Data records for software interfaces:
== Segment start ==
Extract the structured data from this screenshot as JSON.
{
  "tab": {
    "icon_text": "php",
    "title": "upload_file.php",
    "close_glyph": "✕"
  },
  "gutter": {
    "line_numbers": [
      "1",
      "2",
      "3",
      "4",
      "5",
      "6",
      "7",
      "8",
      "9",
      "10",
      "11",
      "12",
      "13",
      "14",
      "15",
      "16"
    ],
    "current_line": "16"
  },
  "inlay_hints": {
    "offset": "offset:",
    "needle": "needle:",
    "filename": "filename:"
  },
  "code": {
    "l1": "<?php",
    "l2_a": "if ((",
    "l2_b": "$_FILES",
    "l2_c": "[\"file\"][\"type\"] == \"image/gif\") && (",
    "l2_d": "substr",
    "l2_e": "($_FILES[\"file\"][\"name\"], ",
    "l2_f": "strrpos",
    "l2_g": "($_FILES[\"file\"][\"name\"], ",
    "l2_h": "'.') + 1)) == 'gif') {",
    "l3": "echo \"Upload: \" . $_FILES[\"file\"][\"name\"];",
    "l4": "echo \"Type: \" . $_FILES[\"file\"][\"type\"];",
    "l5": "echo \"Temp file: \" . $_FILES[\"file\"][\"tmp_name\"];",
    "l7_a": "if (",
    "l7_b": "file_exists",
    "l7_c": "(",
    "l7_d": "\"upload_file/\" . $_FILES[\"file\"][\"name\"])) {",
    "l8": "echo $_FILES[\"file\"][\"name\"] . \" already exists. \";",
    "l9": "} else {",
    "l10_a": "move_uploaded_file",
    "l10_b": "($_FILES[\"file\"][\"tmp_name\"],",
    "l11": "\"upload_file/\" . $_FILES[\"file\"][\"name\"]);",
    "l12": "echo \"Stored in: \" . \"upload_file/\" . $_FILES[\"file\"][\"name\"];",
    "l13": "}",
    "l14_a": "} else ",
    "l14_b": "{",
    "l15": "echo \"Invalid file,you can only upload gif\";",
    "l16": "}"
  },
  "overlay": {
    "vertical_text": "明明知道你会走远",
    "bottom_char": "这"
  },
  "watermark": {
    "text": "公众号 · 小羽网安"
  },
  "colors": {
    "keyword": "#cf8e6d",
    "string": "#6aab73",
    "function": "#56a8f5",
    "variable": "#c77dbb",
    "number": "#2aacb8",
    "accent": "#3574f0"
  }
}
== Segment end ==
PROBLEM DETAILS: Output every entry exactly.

SOLUTION:
Extract the structured data from this screenshot as JSON.
{
  "tab": {
    "icon_text": "php",
    "title": "upload_file.php",
    "close_glyph": "✕"
  },
  "gutter": {
    "line_numbers": [
      "1",
      "2",
      "3",
      "4",
      "5",
      "6",
      "7",
      "8",
      "9",
      "10",
      "11",
      "12",
      "13",
      "14",
      "15",
      "16"
    ],
    "current_line": "16"
  },
  "inlay_hints": {
    "offset": "offset:",
    "needle": "needle:",
    "filename": "filename:"
  },
  "code": {
    "l1": "<?php",
    "l2_a": "if ((",
    "l2_b": "$_FILES",
    "l2_c": "[\"file\"][\"type\"] == \"image/gif\") && (",
    "l2_d": "substr",
    "l2_e": "($_FILES[\"file\"][\"name\"], ",
    "l2_f": "strrpos",
    "l2_g": "($_FILES[\"file\"][\"name\"], ",
    "l2_h": "'.') + 1)) == 'gif') {",
    "l3": "echo \"Upload: \" . $_FILES[\"file\"][\"name\"];",
    "l4": "echo \"Type: \" . $_FILES[\"file\"][\"type\"];",
    "l5": "echo \"Temp file: \" . $_FILES[\"file\"][\"tmp_name\"];",
    "l7_a": "if (",
    "l7_b": "file_exists",
    "l7_c": "(",
    "l7_d": "\"upload_file/\" . $_FILES[\"file\"][\"name\"])) {",
    "l8": "echo $_FILES[\"file\"][\"name\"] . \" already exists. \";",
    "l9": "} else {",
    "l10_a": "move_uploaded_file",
    "l10_b": "($_FILES[\"file\"][\"tmp_name\"],",
    "l11": "\"upload_file/\" . $_FILES[\"file\"][\"name\"]);",
    "l12": "echo \"Stored in: \" . \"upload_file/\" . $_FILES[\"file\"][\"name\"];",
    "l13": "}",
    "l14_a": "} else ",
    "l14_b": "{",
    "l15": "echo \"Invalid file,you can only upload gif\";",
    "l16": "}"
  },
  "overlay": {
    "vertical_text": "明明知道你会走远",
    "bottom_char": "这"
  },
  "watermark": {
    "text": "公众号 · 小羽网安"
  },
  "colors": {
    "keyword": "#cf8e6d",
    "string": "#6aab73",
    "function": "#56a8f5",
    "variable": "#c77dbb",
    "number": "#2aacb8",
    "accent": "#3574f0"
  }
}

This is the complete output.